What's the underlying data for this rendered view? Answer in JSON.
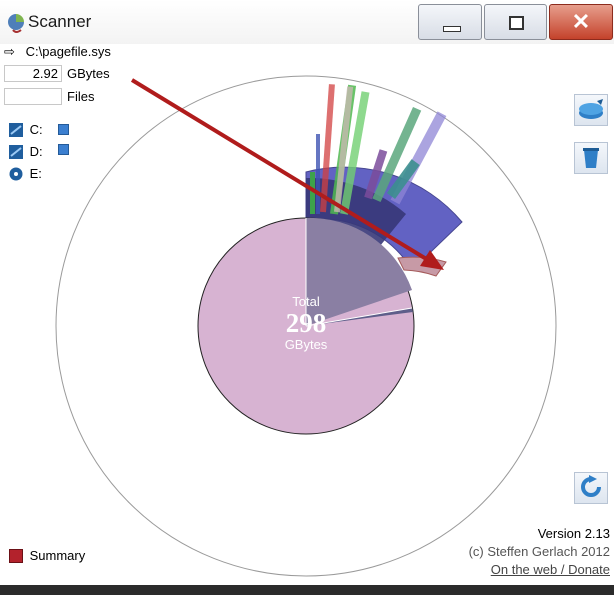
{
  "window": {
    "title": "Scanner",
    "app_icon": "scanner-app-icon",
    "controls": [
      "minimize-icon",
      "maximize-icon",
      "close-icon"
    ],
    "close_glyph": "✕"
  },
  "selection": {
    "arrow_icon": "right-arrow-icon",
    "path": "C:\\pagefile.sys",
    "size_value": "2.92",
    "size_unit": "GBytes",
    "files_value": "",
    "files_label": "Files"
  },
  "drives": [
    {
      "label": "C:",
      "icon": "hard-drive-icon"
    },
    {
      "label": "D:",
      "icon": "hard-drive-icon"
    },
    {
      "label": "E:",
      "icon": "optical-drive-icon"
    }
  ],
  "side_tools": [
    "disk-cleanup-icon",
    "recycle-bin-icon",
    "refresh-icon"
  ],
  "chart": {
    "total_label": "Total",
    "total_value": "298",
    "total_unit": "GBytes",
    "colors": {
      "ring_free": "#ffffff",
      "inner_used_pink": "#d7b3d2",
      "inner_dark_slice": "#8a7fa3",
      "outer_blue": "#5a5ac0",
      "outer_green": "#4fb84f",
      "outer_red": "#c05050",
      "annotation_arrow": "#b01c1c"
    }
  },
  "footer": {
    "summary_label": "Summary",
    "summary_icon": "summary-icon",
    "version": "Version 2.13",
    "copyright": "(c) Steffen Gerlach 2012",
    "link": "On the web / Donate"
  }
}
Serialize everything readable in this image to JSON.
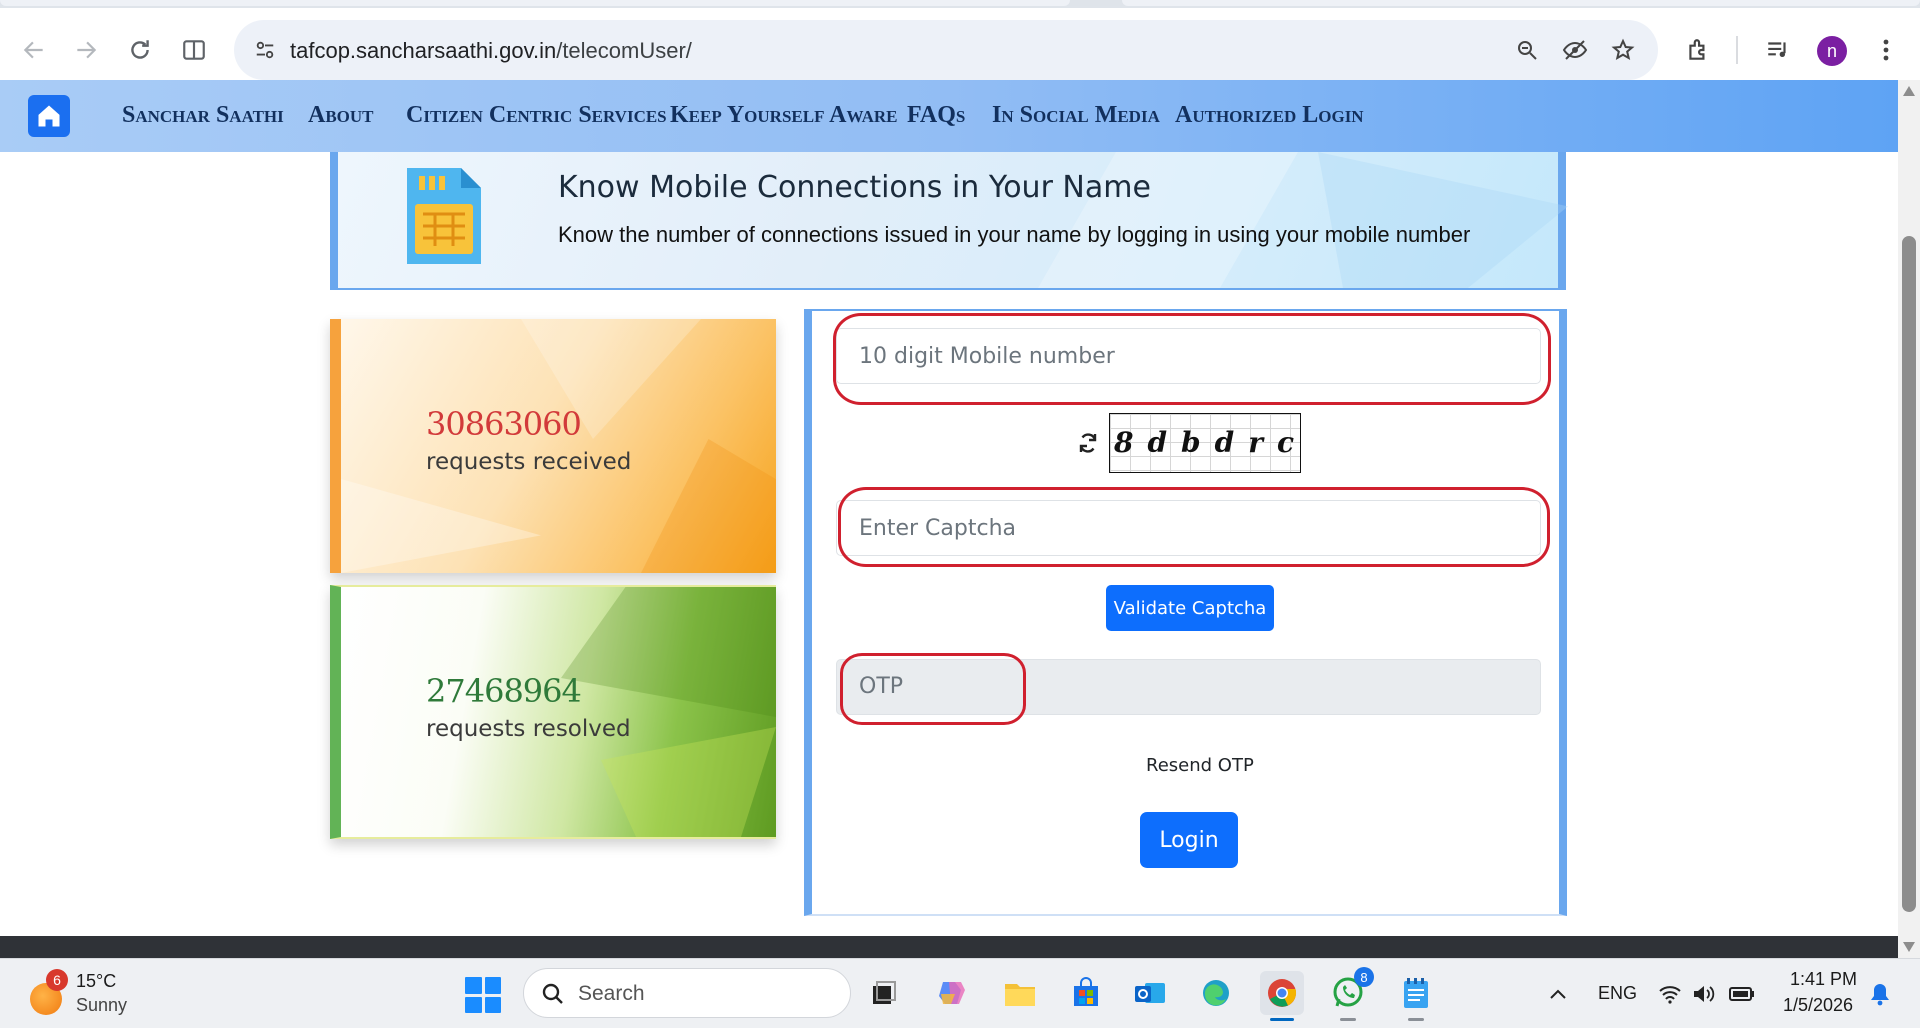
{
  "browser": {
    "url_domain": "tafcop.sancharsaathi.gov.in",
    "url_path": "/telecomUser/",
    "profile_initial": "n"
  },
  "nav": {
    "items": [
      {
        "label": "Sanchar Saathi"
      },
      {
        "label": "About"
      },
      {
        "label": "Citizen Centric Services"
      },
      {
        "label": "Keep Yourself Aware"
      },
      {
        "label": "FAQs"
      },
      {
        "label": "In Social Media"
      },
      {
        "label": "Authorized Login"
      }
    ]
  },
  "banner": {
    "title": "Know Mobile Connections in Your Name",
    "subtitle": "Know the number of connections issued in your name by logging in using your mobile number"
  },
  "stats": {
    "received_count": "30863060",
    "received_label": "requests received",
    "resolved_count": "27468964",
    "resolved_label": "requests resolved"
  },
  "form": {
    "mobile_placeholder": "10 digit Mobile number",
    "captcha_text": "8dbdrc",
    "captcha_placeholder": "Enter Captcha",
    "validate_label": "Validate Captcha",
    "otp_label": "OTP",
    "resend_label": "Resend OTP",
    "login_label": "Login"
  },
  "taskbar": {
    "weather_badge": "6",
    "weather_temp": "15°C",
    "weather_cond": "Sunny",
    "search_placeholder": "Search",
    "whatsapp_badge": "8",
    "language": "ENG",
    "time": "1:41 PM",
    "date": "1/5/2026"
  },
  "colors": {
    "accent_blue": "#0d6efd",
    "nav_text": "#12305e",
    "annotation_red": "#d0202e",
    "received_number": "#d23a3a",
    "resolved_number": "#2f7a3a"
  }
}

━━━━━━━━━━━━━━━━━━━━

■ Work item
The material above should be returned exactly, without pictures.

■ Solution to this exercise
What's the underlying data for this rendered view? Answer in JSON.
{
  "window": {
    "title": "Scanner",
    "app_icon": "scanner-app-icon",
    "controls": [
      "minimize-icon",
      "maximize-icon",
      "close-icon"
    ],
    "close_glyph": "✕"
  },
  "selection": {
    "arrow_icon": "right-arrow-icon",
    "path": "C:\\pagefile.sys",
    "size_value": "2.92",
    "size_unit": "GBytes",
    "files_value": "",
    "files_label": "Files"
  },
  "drives": [
    {
      "label": "C:",
      "icon": "hard-drive-icon"
    },
    {
      "label": "D:",
      "icon": "hard-drive-icon"
    },
    {
      "label": "E:",
      "icon": "optical-drive-icon"
    }
  ],
  "side_tools": [
    "disk-cleanup-icon",
    "recycle-bin-icon",
    "refresh-icon"
  ],
  "chart": {
    "total_label": "Total",
    "total_value": "298",
    "total_unit": "GBytes",
    "colors": {
      "ring_free": "#ffffff",
      "inner_used_pink": "#d7b3d2",
      "inner_dark_slice": "#8a7fa3",
      "outer_blue": "#5a5ac0",
      "outer_green": "#4fb84f",
      "outer_red": "#c05050",
      "annotation_arrow": "#b01c1c"
    }
  },
  "footer": {
    "summary_label": "Summary",
    "summary_icon": "summary-icon",
    "version": "Version 2.13",
    "copyright": "(c) Steffen Gerlach 2012",
    "link": "On the web / Donate"
  }
}
Serialize everything readable in this image to JSON.
{
  "browser": {
    "url_domain": "tafcop.sancharsaathi.gov.in",
    "url_path": "/telecomUser/",
    "profile_initial": "n"
  },
  "nav": {
    "items": [
      {
        "label": "Sanchar Saathi"
      },
      {
        "label": "About"
      },
      {
        "label": "Citizen Centric Services"
      },
      {
        "label": "Keep Yourself Aware"
      },
      {
        "label": "FAQs"
      },
      {
        "label": "In Social Media"
      },
      {
        "label": "Authorized Login"
      }
    ]
  },
  "banner": {
    "title": "Know Mobile Connections in Your Name",
    "subtitle": "Know the number of connections issued in your name by logging in using your mobile number"
  },
  "stats": {
    "received_count": "30863060",
    "received_label": "requests received",
    "resolved_count": "27468964",
    "resolved_label": "requests resolved"
  },
  "form": {
    "mobile_placeholder": "10 digit Mobile number",
    "captcha_text": "8dbdrc",
    "captcha_placeholder": "Enter Captcha",
    "validate_label": "Validate Captcha",
    "otp_label": "OTP",
    "resend_label": "Resend OTP",
    "login_label": "Login"
  },
  "taskbar": {
    "weather_badge": "6",
    "weather_temp": "15°C",
    "weather_cond": "Sunny",
    "search_placeholder": "Search",
    "whatsapp_badge": "8",
    "language": "ENG",
    "time": "1:41 PM",
    "date": "1/5/2026"
  },
  "colors": {
    "accent_blue": "#0d6efd",
    "nav_text": "#12305e",
    "annotation_red": "#d0202e",
    "received_number": "#d23a3a",
    "resolved_number": "#2f7a3a"
  }
}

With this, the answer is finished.